- _Assigned task_:
In the records below, find each line that holds "Rebecca" and return it.

- _Excerpts from an interface dataset_:
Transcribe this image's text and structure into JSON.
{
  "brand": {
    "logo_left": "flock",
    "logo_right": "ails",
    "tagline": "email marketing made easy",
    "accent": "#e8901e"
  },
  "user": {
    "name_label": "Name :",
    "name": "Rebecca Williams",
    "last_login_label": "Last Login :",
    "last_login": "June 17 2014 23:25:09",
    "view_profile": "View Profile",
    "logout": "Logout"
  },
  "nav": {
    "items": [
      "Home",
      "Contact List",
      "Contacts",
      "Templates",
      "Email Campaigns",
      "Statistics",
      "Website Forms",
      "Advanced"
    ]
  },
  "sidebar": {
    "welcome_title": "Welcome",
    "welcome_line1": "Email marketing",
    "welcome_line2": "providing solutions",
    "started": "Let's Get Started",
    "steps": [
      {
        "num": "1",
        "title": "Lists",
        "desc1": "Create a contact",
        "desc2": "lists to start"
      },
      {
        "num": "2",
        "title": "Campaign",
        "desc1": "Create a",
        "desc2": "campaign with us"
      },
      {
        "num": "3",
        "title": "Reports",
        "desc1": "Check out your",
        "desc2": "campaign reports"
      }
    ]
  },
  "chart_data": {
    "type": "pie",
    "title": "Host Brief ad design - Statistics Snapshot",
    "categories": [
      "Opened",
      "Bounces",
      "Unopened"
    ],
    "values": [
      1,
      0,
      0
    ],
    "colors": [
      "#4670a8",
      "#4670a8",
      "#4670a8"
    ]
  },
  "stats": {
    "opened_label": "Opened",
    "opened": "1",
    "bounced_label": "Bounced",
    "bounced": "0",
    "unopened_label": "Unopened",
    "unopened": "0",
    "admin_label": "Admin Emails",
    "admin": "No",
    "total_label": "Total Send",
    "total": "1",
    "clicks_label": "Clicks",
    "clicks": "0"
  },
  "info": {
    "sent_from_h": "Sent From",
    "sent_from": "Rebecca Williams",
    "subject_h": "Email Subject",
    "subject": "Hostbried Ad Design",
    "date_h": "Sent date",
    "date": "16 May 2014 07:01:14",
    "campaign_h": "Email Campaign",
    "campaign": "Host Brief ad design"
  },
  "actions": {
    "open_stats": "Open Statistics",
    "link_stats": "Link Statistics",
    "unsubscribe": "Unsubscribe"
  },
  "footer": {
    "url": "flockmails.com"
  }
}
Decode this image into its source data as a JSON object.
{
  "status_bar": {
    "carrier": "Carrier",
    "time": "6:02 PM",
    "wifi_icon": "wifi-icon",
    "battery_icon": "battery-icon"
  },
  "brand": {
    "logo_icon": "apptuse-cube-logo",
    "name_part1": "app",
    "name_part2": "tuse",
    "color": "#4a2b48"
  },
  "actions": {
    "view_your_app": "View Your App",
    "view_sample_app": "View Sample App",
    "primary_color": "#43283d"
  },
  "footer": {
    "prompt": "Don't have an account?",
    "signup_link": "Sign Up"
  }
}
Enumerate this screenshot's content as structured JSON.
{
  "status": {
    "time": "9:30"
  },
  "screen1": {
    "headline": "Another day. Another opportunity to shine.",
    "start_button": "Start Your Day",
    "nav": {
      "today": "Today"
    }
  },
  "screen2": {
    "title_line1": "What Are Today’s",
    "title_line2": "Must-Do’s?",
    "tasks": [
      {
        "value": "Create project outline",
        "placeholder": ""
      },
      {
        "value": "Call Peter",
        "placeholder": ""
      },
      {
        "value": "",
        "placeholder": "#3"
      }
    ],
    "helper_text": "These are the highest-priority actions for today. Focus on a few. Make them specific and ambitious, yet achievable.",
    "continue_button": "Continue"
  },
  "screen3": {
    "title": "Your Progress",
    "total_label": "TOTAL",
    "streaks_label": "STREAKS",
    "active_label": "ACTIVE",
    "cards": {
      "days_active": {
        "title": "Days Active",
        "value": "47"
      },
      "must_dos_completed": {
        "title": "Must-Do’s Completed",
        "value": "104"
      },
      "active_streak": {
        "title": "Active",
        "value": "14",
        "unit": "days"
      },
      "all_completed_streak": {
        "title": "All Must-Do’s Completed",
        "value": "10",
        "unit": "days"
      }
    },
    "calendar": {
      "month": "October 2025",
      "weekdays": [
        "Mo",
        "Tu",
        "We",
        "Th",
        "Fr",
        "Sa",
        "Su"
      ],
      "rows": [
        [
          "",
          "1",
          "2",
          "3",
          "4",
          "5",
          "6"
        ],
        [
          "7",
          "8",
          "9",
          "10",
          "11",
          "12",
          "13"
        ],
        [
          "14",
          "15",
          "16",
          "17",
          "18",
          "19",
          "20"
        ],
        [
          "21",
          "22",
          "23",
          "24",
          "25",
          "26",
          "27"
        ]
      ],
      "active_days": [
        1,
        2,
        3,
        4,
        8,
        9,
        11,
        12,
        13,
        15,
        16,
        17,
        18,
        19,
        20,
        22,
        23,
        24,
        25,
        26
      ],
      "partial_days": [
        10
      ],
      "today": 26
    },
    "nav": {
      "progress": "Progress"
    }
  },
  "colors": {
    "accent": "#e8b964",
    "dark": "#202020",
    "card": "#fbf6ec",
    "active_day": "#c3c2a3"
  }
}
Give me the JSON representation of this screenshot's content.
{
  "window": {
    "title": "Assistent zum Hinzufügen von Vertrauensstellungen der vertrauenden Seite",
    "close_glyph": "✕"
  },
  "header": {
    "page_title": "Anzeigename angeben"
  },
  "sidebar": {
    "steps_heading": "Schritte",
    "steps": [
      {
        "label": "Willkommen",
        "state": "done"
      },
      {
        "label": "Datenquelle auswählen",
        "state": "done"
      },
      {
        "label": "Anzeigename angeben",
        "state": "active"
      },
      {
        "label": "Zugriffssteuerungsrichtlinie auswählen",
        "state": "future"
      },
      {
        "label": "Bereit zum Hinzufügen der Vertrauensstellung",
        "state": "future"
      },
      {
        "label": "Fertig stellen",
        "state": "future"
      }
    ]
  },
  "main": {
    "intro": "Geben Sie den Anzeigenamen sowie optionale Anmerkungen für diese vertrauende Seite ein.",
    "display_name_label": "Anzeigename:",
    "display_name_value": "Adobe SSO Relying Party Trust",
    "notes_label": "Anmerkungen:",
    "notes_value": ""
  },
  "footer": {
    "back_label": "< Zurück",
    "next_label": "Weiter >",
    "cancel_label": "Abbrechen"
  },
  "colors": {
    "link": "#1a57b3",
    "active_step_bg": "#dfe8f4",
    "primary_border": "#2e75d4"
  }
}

- _Response_:
    "name": "Rebecca Williams",
    "sent_from": "Rebecca Williams",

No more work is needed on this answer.